A couple of weeks ago, I mentioned that I had picked up this book from the library and was looking forward to getting into it:
It's a part-research-based, part-anecdotal tale of one woman's search for friends in a new city. It's fascinating. The author puts herself out there and tries meeting new people in as many ways as possible- friends of friends, a want ad, friend finding services, you name it. I'm not quite done with it but her research states that people with good friends on all different levels (BFF, casual friend, acquaintance, etc.) are generally happier and healthier.
Personally, I have a hard time making friends. I do not do well with people I don't know: I am verbally clumsy and very awkward and say stupid things. I embarrass easily so when I start speaking my face turns red. I am not good at idle conversation, so if we run out of things to talk about, I am most likely not going to be the one that comes up with a new topic. It's horrible. It's not that I don't want to be social and meet new people and have a large group of friends; I like being social- I'm just not good at it.
As of right now I can think of one oldest and dearest friend, two friends from high school that we still get together with occasionally, and some more recent mommy-friends that I've met through Gus (though I don't even know if I can count them as friends yet) on my short list. And it is a very short list, as you can see. I didn't have a huge group of friends in high school, I mostly commuted in college, which makes those dormitory bonds non-existent, and I don't go out of my way to interact with new people. Add in kids and a house, and we don't exactly have time to go out of our way to try and make friends. And it's hard to find people to be friends with. You can't just walk up to someone in the store and ask them to get coffee. Plus, as the author of the book points out, if you're trying to make friends and are too eager you look stalker-like, but if you don't put yourself out there, it's not like people are just going to come and find you either.

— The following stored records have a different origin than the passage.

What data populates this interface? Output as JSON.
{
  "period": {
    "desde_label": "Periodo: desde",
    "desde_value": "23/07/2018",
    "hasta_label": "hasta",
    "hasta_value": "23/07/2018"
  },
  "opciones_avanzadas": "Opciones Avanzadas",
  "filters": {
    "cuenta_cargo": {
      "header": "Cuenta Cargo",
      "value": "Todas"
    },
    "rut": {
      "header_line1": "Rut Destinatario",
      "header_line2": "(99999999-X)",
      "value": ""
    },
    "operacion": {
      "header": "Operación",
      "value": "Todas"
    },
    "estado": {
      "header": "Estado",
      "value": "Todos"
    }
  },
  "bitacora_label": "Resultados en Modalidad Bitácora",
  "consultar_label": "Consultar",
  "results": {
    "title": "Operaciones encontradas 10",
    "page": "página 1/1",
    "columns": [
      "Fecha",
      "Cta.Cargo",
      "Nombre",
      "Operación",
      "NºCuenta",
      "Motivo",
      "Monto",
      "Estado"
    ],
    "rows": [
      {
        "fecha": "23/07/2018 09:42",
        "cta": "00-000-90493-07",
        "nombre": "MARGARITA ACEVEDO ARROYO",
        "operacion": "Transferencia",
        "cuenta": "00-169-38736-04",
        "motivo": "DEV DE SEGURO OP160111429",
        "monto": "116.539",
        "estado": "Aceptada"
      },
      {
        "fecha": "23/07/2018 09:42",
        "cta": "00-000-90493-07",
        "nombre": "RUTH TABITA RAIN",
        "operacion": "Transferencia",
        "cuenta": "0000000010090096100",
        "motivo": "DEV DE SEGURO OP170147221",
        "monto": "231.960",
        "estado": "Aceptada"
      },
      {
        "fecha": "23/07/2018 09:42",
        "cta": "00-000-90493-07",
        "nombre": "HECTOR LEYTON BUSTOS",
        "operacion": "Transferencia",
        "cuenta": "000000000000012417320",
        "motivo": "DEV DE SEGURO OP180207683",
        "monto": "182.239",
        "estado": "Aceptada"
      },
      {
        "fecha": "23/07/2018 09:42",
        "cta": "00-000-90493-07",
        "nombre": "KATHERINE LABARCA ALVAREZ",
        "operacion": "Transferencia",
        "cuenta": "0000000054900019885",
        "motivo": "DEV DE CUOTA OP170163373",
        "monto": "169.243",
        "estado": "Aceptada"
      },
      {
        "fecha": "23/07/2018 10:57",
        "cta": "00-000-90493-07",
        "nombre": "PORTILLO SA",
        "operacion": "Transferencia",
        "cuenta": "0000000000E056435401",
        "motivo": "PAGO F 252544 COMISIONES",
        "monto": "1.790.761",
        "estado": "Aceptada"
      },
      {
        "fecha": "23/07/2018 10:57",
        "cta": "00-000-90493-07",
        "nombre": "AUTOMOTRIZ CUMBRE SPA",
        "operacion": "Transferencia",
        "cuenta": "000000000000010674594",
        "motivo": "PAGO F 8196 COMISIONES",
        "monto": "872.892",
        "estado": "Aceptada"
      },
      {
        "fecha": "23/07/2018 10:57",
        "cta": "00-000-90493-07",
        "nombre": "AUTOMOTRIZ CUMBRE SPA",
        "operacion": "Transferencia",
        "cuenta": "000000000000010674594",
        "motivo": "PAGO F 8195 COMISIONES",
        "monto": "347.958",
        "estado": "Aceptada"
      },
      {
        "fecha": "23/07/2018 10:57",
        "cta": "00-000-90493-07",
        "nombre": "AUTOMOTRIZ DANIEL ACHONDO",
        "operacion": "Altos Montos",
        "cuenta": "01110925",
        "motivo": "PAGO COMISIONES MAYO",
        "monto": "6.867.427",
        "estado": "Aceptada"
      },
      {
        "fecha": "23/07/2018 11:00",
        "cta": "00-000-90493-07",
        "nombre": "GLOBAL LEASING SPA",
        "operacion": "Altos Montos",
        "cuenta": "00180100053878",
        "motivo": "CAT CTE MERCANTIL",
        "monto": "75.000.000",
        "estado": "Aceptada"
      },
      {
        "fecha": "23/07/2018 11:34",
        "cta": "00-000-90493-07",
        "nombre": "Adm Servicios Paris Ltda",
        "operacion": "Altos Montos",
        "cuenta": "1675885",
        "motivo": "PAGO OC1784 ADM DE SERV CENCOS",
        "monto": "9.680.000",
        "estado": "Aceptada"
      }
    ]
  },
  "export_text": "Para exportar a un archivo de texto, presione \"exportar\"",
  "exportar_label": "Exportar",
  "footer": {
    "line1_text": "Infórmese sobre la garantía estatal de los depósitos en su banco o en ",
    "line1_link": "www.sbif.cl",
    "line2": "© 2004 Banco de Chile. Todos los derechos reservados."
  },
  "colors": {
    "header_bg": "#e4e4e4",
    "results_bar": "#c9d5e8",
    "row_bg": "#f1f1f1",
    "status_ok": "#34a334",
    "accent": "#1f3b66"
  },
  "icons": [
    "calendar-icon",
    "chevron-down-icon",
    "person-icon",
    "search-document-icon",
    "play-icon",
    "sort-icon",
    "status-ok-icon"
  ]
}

So it gets me thinking. How many people do you have that you consider friends? Are they new or old ones? How do you meet new friends? Are you someone who puts themselves out there easily or are you more clumsy and awkward and shy like me?
One think I have realized, however, is that it can be easier to make friends online. My normally bumbling ways are eased by the ability to respond after I've been given a chance to process and think about what the person's said. My face doesn't turn red because no one's looking at me. If the conversation dies, it's ok because both people can get up and go do other things without awkward silence. It pretty much erases the face-to-face issues. The problem with this type of interaction, though, is it doesn't give you the face time you apparently need to get that healthier, happier quota. The closer to real-life interaction, the better. I sometimes wonder if it would be fun to Skype with people I've met online, or would it be better to keep the status quo? When do you take online friendship to another level? Is it safe? How do you ask without looking like a stalker? It's like chatting with an acquaintance and then asking if they want to get coffee, but you're not sure if you're at the coffee-friend level yet. How confusing can you get??
I'd love to hear your thoughts on this because I really find it to be such an interesting topic- maybe because I am not plentiful in friends and would like more. I don't feel particularly lonely, but sometimes it would be nice to have someone to hang out with without having to make a whole huge plan. Anyone else feel the same?